Russian Gay Activists Plead For U.S. Asylum: “Get Us The Hell Out of Here”

Mike Signorile conducted an unsettling interview yesterday with Russian journalist and LGBT activist Masha Gessen, who says things have deteriorated so badly inside Russia that the only solution left at this point is to help get as many persecuted LGBT Russians out of the country as quickly as possible, saying “get us the hell out of here.”

You can listen to that part of the interview below:

Although Gessen is an American citizen, she’s from Russia and has lived in Russia for many years with her lesbian partner, a Russian citizen.

Huffington Post reports:

Gessen hoped Western pressure in recent months would help change the course of Russia’s crackdown on its LGBT citizens, but now she believes that that’s not going to happen, and that it’s time for Russian LGBT people to flee the country to escape what she says has now become “all-out war” against LGBT people in Russia. And she’s calling on the United States to allow political asylum for LGBT Russians, and for LGBT activists here to focus on making that happen.

Yesterday, after months of rumors, a bill was introduced in the Russian Duma that compares LGBT people to alcoholics and drug abusers and would deny LGBT Russians custody of their own biological or adopted children.

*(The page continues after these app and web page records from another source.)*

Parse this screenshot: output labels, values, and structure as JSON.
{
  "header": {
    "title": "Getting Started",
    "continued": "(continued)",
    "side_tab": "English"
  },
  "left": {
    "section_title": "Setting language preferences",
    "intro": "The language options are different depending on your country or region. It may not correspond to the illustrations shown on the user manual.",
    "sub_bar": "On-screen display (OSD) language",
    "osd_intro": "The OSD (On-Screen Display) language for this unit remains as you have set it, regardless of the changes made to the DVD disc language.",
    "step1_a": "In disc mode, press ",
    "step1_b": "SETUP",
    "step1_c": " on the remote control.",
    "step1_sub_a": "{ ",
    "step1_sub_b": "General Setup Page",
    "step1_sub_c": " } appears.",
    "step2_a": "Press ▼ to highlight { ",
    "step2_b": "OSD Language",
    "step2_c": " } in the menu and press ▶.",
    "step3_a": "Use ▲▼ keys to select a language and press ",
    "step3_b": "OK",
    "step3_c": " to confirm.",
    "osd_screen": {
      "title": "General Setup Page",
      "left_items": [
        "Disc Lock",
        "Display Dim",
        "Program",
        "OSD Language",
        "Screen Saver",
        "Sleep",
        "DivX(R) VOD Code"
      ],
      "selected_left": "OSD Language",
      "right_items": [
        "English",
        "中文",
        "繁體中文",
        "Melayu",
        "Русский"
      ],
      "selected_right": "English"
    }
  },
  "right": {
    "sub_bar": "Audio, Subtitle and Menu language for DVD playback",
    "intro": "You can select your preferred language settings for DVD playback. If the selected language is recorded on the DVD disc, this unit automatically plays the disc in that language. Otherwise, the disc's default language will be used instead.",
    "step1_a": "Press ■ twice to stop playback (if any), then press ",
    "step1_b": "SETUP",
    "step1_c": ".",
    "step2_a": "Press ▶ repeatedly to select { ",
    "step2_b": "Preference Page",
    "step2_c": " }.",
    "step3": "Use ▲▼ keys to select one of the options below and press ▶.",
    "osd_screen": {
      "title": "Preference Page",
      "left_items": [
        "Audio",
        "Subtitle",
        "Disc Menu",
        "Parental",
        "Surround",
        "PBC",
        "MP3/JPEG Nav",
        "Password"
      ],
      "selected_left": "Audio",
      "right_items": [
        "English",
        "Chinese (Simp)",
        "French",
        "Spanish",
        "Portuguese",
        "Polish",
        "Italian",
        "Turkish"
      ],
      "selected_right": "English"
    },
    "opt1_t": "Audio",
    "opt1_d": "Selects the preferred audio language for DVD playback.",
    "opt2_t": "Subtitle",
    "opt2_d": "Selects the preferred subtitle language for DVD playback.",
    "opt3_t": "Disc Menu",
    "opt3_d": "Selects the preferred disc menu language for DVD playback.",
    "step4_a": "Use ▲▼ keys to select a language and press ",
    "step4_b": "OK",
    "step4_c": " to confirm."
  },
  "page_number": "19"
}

Gessen had already sent her oldest son overseas, fearful that he’d be snatched by the government.

“My situation is that my partner and I are raising three kids, one of whom is adopted and two of whom are biological,” Gessen explained to me yesterday on my radio program in an interview from Moscow. (Listen to clips of the interview below.) “In June the Russian parliament banned adoption by same-sex couples. It was a fair assumption that the law could be used to annul the adoption of our oldest son, so we made the decision to send our oldest son out of the country immediately.”

Should the new proposed law pass, Gessen’s biological children could be taken away by the Russian government:

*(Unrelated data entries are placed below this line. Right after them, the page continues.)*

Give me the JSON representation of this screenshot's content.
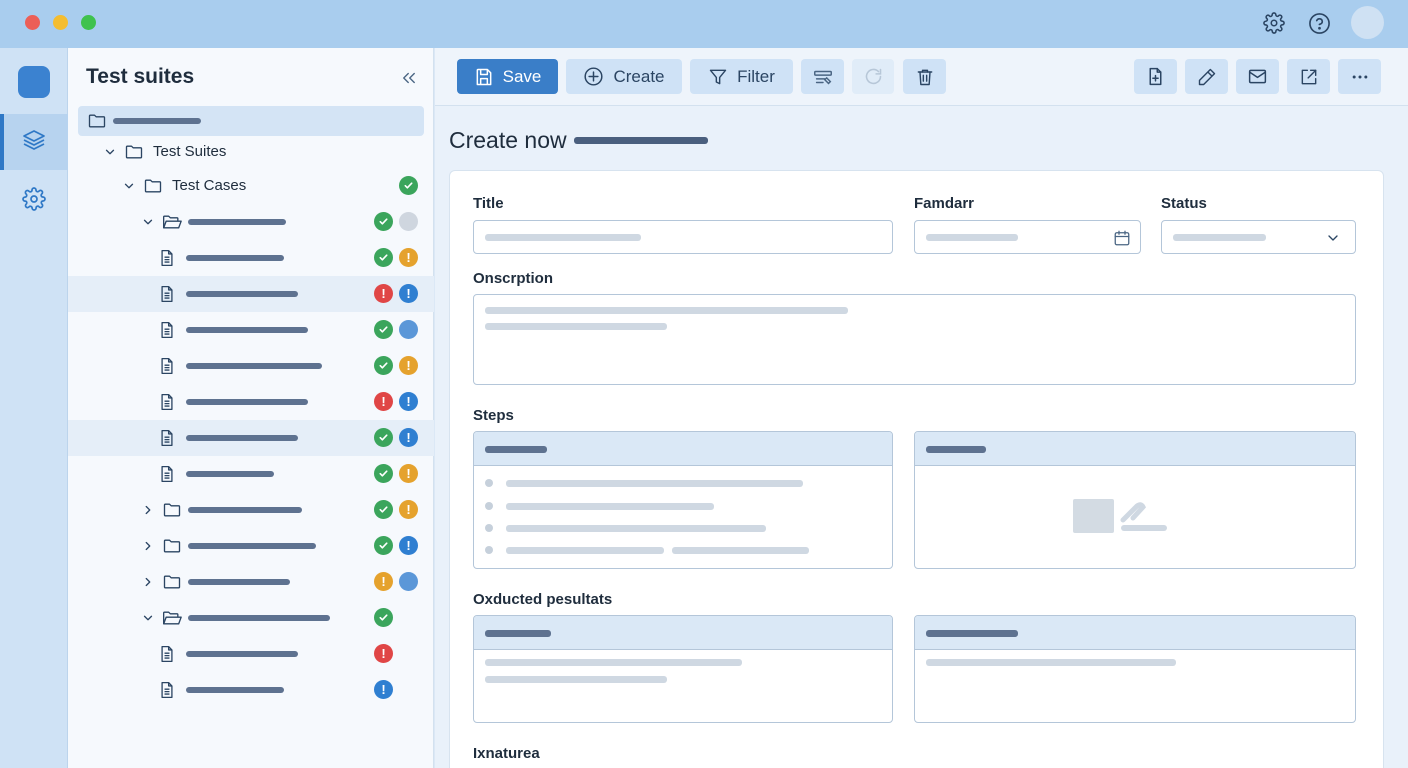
{
  "window": {
    "traffic_colors": [
      "#ec5f57",
      "#f4bd30",
      "#3fc24e"
    ]
  },
  "titlebar": {
    "icons": [
      "gear-icon",
      "help-circle-icon",
      "avatar"
    ]
  },
  "rail": {
    "items": [
      "layers-icon",
      "gear-icon"
    ]
  },
  "sidebar": {
    "title": "Test suites",
    "tree": [
      {
        "type": "folder",
        "selected": true,
        "label": ""
      },
      {
        "type": "folder",
        "expanded": true,
        "label": "Test Suites"
      },
      {
        "type": "folder",
        "expanded": true,
        "label": "Test Cases",
        "status": [
          "ok"
        ]
      },
      {
        "type": "folder-open",
        "expanded": true,
        "status": [
          "ok",
          "gray"
        ]
      },
      {
        "type": "file",
        "status": [
          "ok",
          "warn"
        ]
      },
      {
        "type": "file",
        "status": [
          "err",
          "info"
        ]
      },
      {
        "type": "file",
        "status": [
          "ok",
          "blue"
        ]
      },
      {
        "type": "file",
        "status": [
          "ok",
          "warn"
        ]
      },
      {
        "type": "file",
        "status": [
          "err",
          "info"
        ]
      },
      {
        "type": "file",
        "status": [
          "ok",
          "info"
        ]
      },
      {
        "type": "file",
        "status": [
          "ok",
          "warn"
        ]
      },
      {
        "type": "folder",
        "status": [
          "ok",
          "warn"
        ]
      },
      {
        "type": "folder",
        "status": [
          "ok",
          "info"
        ]
      },
      {
        "type": "folder",
        "status": [
          "warn",
          "blue"
        ]
      },
      {
        "type": "folder-open",
        "expanded": true,
        "status": [
          "ok"
        ]
      },
      {
        "type": "file",
        "status": [
          "err"
        ]
      },
      {
        "type": "file",
        "status": [
          "info"
        ]
      }
    ],
    "status_colors": {
      "ok": "#3ba55c",
      "warn": "#e5a22d",
      "err": "#e04646",
      "info": "#2f7fd1"
    }
  },
  "toolbar": {
    "save_label": "Save",
    "create_label": "Create",
    "filter_label": "Filter",
    "icons_left": [
      "batch-edit-icon",
      "refresh-icon",
      "trash-icon"
    ],
    "icons_right": [
      "new-file-icon",
      "pencil-icon",
      "mail-icon",
      "export-icon",
      "more-icon"
    ],
    "accent": "#3a7ec8"
  },
  "form": {
    "page_title": "Create now",
    "title_label": "Title",
    "date_label": "Famdarr",
    "status_label": "Status",
    "description_label": "Onscrption",
    "steps_label": "Steps",
    "expected_label": "Oxducted pesultats",
    "features_label": "Ixnaturea"
  }
}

“I had a horrible conversation with my daughter this morning,” Gessen said. “I got the news of this bill while I was sending her off to school. I said, ‘They’ve finally filed the bill.’ Obviously we’ve talked about this at length in the family, and we expected something like this would show up. And she’s 11. She sat there thinking. After about 15 minutes she said, ‘Can I stay with my other mom if they take me away from you?’ She can’t grasp this, that they’re trying to outlaw our whole family, that there isn’t the option of going with one or the other.”

Gessen said the crackdown on LGBT people in Russia has only intensified, despite international outcry, and that LGBT Russians are “living through an all-out hatred campaign that’s been unleashed by the Kremlin.”

“You turn on the television, you see somebody highly placed,” she explained, “talking about whether the homosexual ‘propaganda’ law is enough, or if we need to take it further. That sounds like a call to violence. It’s taken as a call to violence, sometimes operating in many cities, in the very center of Moscow, in the trendiest of bars, where people have been getting beaten up, and the police do not interfere. Anti-gay violence is seen as par for the course, and if you don’t want violence, remove the gays, not the perpetrators.”